Do I need an llc for a restaurant

What is an LLC? Do I want one for my small business? Do I need an LLC in my particular state? Do I want an LLC if I’m using my home state as the filing entity? All of these questions will be answered here and more.

First, we’ll discuss what an LLC is. An LLC is a Limited Liability Company registered with the appropriate state. It allows for the sharing of one type of tax liability (the tax liability on the shares of stock in the business) between the business and the owner (the person who started the LLC). If you’re submitting a Change of Address, this may change your business’ LLC status.

Do I want an LLC for my business? If your business grows significantly and your daily work requires a great deal of driving, you might want to take into account an LLC. An LLC will help protect your personal assets while also protecting your business assets from those of your competitors. If you file a Change of Address, your address and contact information will become the liability of your LLC, not your personal residence.

Do I want an LLC if my condition does not require one? Most states won’t require an LLC. Your accountant will be able to assist you in determining if you need one based on the type of business you’ve got and your individual state’s laws. Some countries allow for one or partial incorporation of a company. Other states require that you form an actual LLC.

Do I need a Registered Agent for my LLC? An LLC is also another entity from your personal residence. For your LLC to have its own separate legal and fiscal documents, you will have to appoint a Registered Agent. Sometimes, it’s the Registered Agent that will be responsible for the maintenance and filing of all of the LLC’s documents. In other nations, the Secretary of State will handle these filings.

Do I need a lawyer for my LLC? Like any legal formation, it’s extremely important that any individuals associated with your LLC are qualified and trustworthy. If you have kids or a spouse, you will need an lawyer that will assist you complete the forms and register the name of your organization, in addition to any alterations (name changes). While the most common reasons to form an LLC are to prevent state taxation and comply with tax laws, having a registered agent and a qualified attorney also lets you secure your individual interests while still being able to operate your company peacefully.

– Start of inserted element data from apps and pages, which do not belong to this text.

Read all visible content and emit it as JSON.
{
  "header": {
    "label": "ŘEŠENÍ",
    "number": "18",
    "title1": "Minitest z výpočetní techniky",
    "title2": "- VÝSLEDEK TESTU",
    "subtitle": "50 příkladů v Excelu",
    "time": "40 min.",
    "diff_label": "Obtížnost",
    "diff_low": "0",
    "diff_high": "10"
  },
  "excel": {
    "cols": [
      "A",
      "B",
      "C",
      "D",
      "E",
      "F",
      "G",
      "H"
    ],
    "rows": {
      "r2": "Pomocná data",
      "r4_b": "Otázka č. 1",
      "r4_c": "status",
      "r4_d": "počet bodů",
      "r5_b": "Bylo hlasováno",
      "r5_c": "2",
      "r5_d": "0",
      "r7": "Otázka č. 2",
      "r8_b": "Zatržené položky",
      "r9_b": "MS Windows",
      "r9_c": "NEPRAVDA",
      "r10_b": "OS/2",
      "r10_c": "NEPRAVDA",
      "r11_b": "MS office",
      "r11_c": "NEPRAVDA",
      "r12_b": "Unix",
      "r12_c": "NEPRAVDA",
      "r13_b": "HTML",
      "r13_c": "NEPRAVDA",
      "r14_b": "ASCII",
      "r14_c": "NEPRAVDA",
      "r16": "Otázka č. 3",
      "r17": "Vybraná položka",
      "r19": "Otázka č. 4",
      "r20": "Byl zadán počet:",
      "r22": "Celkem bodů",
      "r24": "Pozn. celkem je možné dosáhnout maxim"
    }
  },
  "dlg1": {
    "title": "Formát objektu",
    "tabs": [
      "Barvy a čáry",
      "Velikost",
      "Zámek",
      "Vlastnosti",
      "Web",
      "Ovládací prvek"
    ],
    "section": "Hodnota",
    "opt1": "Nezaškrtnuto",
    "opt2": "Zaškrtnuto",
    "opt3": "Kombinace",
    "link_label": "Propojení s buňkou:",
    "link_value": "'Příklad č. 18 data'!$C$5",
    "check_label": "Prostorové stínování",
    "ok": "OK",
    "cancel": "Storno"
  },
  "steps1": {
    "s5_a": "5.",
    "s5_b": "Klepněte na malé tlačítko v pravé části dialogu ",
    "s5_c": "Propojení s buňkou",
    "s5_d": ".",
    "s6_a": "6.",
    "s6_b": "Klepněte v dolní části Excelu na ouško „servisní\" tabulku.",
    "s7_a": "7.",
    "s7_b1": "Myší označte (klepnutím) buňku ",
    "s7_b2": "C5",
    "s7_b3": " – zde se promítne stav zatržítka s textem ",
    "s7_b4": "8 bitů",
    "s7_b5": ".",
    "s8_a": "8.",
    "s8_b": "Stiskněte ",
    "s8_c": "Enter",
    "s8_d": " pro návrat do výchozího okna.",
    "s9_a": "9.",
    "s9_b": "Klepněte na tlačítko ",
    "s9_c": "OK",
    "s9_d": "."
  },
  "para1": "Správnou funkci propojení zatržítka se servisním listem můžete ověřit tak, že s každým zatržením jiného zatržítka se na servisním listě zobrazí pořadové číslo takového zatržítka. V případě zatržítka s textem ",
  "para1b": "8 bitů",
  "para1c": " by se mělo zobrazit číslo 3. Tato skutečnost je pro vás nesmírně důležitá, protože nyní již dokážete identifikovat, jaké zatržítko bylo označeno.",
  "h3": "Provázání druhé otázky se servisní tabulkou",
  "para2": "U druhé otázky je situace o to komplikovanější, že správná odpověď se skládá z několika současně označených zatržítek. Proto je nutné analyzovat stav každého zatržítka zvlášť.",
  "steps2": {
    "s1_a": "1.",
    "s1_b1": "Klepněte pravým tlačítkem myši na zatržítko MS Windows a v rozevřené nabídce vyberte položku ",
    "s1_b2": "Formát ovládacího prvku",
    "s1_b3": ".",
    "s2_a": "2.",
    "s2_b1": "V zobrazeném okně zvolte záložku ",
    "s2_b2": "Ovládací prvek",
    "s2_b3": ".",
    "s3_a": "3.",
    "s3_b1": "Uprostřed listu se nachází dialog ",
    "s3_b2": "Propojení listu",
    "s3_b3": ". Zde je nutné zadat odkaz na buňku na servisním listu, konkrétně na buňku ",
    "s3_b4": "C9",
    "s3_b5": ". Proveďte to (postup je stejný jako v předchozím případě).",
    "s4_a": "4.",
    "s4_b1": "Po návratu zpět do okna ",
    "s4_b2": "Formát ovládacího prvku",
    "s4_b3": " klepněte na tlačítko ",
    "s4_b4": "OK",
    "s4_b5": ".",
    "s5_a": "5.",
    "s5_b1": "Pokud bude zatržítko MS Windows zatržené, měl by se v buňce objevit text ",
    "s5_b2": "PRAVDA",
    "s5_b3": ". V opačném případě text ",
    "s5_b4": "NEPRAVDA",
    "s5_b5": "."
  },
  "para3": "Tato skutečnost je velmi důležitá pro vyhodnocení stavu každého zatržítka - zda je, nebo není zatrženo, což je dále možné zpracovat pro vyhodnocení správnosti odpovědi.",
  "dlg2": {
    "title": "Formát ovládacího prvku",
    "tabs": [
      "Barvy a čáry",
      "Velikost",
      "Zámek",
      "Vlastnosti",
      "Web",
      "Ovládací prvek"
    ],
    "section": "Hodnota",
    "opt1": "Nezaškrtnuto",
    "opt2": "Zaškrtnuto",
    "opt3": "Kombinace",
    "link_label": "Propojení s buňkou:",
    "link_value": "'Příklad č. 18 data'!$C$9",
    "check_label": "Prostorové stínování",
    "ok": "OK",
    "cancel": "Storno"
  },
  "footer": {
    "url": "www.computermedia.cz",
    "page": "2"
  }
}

Do I need an accountant for my LLC? Operating an LLC is a very complex and intricate job, and it requires the eye of a qualified accountant. When you file your documents with your state’s Secretary of State, he or she’ll provide you with a detailed list of who is authorized to make changes and who’s responsible for completing them. While this sounds useful, many accountants are not qualified to handle the complex task of incorporating a small business. The Secretary of State also has specific rules about who will represent the LLC, when filings are to be made, how they should be finished, and what fees are required.

Do I need an accountant for my LLC? It depends on your state’s laws. Most states allow a sole proprietorship to incorporate as an LLC, but you have to incorporate as a corporation first, before you can incorporate as an LLC. Regardless of the type of business you’re in, you want a qualified individual to help you produce the necessary Articles of Organization, register the name of your LLC, and maintain the books.